[Saved data entries]
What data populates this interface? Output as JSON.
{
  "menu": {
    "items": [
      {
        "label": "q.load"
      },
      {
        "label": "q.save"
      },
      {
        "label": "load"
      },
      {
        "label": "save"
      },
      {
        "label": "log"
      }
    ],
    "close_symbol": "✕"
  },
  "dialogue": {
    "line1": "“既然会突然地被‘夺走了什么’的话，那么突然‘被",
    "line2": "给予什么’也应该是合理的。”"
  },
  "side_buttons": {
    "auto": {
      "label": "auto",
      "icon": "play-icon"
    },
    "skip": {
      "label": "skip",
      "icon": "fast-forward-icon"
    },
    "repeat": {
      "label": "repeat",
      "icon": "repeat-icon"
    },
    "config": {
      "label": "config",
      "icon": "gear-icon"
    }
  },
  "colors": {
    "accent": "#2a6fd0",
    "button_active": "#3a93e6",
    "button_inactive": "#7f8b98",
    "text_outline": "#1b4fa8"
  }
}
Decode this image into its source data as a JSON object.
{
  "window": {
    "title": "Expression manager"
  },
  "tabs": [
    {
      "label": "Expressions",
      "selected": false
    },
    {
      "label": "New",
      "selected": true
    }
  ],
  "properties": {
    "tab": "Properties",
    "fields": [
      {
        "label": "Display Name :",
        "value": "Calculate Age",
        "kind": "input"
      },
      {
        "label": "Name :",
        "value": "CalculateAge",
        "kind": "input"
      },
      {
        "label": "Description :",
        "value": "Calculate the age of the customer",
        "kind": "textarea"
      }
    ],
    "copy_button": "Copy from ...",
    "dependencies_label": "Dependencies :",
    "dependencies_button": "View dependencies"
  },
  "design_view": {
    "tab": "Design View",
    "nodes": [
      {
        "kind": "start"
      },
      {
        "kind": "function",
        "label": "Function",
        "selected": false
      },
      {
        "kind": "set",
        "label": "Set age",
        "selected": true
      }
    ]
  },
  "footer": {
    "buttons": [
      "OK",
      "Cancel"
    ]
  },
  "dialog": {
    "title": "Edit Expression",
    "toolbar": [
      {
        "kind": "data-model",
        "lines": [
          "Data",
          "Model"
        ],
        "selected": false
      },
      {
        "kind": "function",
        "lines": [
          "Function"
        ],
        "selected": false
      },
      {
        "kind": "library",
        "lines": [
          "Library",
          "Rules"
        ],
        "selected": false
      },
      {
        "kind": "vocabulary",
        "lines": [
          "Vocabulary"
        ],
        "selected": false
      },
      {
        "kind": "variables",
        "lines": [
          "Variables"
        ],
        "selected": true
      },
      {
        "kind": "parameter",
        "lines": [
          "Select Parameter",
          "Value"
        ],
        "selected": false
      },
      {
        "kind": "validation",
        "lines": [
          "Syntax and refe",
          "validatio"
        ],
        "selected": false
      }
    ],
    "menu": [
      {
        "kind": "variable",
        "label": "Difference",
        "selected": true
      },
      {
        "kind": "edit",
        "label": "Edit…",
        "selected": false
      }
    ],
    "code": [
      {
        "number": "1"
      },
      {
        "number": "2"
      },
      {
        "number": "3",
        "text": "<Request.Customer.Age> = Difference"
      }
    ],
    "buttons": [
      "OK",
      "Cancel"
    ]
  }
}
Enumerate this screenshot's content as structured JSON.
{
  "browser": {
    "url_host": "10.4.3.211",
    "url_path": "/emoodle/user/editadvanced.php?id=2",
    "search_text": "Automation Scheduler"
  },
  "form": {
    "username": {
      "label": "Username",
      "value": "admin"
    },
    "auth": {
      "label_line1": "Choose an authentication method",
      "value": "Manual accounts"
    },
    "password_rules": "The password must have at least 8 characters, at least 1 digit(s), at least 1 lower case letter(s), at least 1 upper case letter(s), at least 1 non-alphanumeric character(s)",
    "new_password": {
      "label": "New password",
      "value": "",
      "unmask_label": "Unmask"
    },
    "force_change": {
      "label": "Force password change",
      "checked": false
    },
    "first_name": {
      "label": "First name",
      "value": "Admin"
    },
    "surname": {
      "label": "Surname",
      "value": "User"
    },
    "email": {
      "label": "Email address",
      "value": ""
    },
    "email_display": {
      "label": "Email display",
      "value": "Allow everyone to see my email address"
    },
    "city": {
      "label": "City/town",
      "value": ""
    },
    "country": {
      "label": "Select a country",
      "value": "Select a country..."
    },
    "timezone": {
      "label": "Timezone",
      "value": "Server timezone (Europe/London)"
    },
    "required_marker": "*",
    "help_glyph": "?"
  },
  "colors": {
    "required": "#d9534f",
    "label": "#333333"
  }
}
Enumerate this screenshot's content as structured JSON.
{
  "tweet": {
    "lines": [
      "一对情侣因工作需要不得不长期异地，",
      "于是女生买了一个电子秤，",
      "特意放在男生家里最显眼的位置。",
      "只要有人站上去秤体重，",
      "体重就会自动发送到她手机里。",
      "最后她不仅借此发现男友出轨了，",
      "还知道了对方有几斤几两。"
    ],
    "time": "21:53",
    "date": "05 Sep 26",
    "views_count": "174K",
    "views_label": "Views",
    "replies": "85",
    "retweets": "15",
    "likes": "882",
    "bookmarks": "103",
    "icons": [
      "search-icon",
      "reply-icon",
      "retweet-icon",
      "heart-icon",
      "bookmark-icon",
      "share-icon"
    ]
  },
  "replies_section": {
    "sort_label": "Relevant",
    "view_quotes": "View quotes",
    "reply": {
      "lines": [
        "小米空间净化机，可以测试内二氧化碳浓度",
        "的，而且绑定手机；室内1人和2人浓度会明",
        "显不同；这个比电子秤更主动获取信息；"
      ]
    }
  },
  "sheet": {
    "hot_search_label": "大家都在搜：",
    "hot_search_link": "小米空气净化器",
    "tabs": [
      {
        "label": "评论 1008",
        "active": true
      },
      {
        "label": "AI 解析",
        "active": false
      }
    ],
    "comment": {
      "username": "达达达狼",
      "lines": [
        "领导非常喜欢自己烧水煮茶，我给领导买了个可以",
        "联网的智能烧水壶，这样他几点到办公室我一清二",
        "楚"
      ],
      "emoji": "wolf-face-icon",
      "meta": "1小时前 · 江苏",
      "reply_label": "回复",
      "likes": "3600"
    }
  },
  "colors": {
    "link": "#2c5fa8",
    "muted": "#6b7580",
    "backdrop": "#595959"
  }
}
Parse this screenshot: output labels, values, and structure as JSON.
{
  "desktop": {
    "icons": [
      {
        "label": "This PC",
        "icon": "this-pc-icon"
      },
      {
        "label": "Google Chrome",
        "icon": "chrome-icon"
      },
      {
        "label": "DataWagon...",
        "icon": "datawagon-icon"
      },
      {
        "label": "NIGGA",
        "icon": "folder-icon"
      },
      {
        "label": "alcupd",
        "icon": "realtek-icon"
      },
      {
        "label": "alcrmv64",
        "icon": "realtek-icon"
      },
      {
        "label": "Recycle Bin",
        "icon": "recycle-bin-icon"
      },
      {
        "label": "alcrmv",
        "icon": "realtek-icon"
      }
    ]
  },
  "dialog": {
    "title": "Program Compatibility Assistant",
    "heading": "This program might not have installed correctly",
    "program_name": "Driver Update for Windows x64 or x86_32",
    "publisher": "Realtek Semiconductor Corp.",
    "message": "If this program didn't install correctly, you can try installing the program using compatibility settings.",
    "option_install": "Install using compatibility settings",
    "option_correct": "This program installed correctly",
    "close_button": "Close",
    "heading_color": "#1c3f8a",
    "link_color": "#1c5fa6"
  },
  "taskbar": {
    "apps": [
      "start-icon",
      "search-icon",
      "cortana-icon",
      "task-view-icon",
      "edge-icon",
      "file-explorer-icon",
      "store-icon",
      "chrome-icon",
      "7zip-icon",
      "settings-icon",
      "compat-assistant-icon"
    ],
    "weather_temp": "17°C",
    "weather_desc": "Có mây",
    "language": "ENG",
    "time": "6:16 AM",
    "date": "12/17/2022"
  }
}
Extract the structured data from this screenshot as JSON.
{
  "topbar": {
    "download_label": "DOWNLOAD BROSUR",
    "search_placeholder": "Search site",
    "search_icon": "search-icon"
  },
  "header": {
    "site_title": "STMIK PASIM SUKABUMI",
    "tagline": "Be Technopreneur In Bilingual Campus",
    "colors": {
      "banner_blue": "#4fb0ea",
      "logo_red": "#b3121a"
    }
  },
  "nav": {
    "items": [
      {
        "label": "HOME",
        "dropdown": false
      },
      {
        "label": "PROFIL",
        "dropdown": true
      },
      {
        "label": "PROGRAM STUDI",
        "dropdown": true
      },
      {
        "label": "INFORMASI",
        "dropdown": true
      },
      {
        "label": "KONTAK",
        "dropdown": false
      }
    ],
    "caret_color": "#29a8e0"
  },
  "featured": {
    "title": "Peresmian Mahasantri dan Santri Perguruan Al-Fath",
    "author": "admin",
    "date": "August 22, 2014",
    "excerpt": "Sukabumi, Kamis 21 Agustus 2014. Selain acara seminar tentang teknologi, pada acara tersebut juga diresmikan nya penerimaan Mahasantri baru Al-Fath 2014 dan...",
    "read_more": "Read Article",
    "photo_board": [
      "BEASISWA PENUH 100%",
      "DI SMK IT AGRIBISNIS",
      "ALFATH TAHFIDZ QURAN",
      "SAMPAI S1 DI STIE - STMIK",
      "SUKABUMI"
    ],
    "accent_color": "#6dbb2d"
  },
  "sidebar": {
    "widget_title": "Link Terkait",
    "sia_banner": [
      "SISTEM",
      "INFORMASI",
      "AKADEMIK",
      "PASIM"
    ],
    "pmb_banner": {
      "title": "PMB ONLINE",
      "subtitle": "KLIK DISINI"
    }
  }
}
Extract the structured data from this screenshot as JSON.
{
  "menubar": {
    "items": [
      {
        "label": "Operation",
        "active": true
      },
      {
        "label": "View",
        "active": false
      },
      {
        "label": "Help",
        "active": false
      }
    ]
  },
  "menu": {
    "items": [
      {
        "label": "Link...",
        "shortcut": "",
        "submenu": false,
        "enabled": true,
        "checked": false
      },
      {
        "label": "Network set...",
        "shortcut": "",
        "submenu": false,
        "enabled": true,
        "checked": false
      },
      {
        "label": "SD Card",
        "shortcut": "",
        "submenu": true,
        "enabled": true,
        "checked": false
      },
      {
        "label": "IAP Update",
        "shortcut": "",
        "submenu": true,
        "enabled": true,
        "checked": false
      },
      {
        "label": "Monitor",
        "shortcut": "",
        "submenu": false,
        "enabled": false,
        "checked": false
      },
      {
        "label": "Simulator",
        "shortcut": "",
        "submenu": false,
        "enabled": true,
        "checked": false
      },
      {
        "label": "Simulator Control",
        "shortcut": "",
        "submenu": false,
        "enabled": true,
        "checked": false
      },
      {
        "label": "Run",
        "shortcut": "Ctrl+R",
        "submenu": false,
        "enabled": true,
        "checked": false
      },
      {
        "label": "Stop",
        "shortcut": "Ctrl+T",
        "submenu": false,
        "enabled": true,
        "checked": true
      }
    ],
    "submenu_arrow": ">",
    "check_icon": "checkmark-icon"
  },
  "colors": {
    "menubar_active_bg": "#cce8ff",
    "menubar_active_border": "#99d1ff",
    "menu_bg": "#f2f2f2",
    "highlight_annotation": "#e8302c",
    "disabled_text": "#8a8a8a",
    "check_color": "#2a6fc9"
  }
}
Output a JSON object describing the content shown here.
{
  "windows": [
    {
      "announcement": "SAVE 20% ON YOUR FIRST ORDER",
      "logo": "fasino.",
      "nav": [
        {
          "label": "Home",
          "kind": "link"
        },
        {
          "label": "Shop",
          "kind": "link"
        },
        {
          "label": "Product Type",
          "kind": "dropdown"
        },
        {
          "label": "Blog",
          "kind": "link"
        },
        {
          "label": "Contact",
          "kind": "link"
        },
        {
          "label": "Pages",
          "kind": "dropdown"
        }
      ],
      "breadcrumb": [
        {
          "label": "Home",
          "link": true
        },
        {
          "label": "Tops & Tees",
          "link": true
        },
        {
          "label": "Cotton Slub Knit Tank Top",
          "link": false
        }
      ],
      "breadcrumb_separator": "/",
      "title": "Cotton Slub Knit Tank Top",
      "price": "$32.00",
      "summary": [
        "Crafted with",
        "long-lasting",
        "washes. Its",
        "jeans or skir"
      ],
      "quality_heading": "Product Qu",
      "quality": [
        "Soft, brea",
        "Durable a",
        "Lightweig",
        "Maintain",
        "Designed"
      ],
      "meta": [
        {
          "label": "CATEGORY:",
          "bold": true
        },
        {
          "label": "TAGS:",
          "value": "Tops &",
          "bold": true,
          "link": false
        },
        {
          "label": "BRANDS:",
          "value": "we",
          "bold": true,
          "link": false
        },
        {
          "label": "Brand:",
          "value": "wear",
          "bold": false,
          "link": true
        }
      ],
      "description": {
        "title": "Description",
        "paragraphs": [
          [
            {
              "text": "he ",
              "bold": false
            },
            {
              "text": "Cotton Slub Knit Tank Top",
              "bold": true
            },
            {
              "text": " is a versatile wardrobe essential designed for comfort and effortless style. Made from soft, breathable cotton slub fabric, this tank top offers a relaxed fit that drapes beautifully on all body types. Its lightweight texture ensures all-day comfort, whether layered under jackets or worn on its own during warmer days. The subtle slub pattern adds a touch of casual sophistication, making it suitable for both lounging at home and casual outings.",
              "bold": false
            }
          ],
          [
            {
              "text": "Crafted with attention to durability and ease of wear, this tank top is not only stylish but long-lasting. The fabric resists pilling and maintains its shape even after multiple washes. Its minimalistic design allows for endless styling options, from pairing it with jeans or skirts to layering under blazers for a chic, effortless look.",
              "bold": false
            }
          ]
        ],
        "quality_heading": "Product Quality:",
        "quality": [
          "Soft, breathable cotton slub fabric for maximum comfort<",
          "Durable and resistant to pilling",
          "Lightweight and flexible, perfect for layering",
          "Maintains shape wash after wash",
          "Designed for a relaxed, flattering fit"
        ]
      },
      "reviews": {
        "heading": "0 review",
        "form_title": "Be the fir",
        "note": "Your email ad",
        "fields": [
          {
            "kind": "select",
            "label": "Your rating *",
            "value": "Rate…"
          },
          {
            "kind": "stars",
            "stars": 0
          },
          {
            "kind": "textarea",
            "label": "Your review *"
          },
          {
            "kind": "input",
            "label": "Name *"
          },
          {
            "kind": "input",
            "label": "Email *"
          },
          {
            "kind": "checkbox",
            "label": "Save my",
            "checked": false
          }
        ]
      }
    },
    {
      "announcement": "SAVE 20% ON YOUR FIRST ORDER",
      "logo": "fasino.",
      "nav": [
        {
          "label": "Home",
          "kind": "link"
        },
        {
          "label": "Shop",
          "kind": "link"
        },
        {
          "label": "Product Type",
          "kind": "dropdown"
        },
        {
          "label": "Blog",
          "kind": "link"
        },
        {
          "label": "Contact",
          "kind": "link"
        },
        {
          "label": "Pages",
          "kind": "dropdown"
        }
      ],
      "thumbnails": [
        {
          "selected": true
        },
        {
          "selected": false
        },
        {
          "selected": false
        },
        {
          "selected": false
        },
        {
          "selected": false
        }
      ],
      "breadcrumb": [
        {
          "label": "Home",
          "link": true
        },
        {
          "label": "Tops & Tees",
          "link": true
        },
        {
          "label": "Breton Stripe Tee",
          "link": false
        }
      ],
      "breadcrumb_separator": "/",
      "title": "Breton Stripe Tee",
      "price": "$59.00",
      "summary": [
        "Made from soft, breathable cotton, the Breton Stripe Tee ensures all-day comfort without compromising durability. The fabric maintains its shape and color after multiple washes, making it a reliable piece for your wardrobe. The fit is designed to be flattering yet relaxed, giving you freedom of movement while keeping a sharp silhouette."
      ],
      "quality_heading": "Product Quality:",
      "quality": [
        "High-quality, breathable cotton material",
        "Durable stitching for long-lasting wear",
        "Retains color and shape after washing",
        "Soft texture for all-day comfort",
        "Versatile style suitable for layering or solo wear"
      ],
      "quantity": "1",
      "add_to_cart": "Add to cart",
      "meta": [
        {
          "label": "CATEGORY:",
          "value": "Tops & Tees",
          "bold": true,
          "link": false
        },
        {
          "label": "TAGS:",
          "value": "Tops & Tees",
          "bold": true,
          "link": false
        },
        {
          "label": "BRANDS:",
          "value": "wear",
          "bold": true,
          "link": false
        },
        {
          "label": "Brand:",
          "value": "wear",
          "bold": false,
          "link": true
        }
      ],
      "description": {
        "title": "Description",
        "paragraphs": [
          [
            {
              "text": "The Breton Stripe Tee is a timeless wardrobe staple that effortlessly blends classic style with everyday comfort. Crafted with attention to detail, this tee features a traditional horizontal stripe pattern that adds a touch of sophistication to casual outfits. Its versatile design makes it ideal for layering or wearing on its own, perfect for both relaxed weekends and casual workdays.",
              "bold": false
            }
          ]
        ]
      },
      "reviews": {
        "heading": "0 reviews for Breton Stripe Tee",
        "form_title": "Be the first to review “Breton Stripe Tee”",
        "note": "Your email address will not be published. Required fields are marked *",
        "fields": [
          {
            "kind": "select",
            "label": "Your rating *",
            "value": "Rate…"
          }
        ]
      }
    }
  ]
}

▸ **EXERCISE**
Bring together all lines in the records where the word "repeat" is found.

▸ **YOUR RESPONSE**
    "repeat": {
      "label": "repeat",
      "icon": "repeat-icon"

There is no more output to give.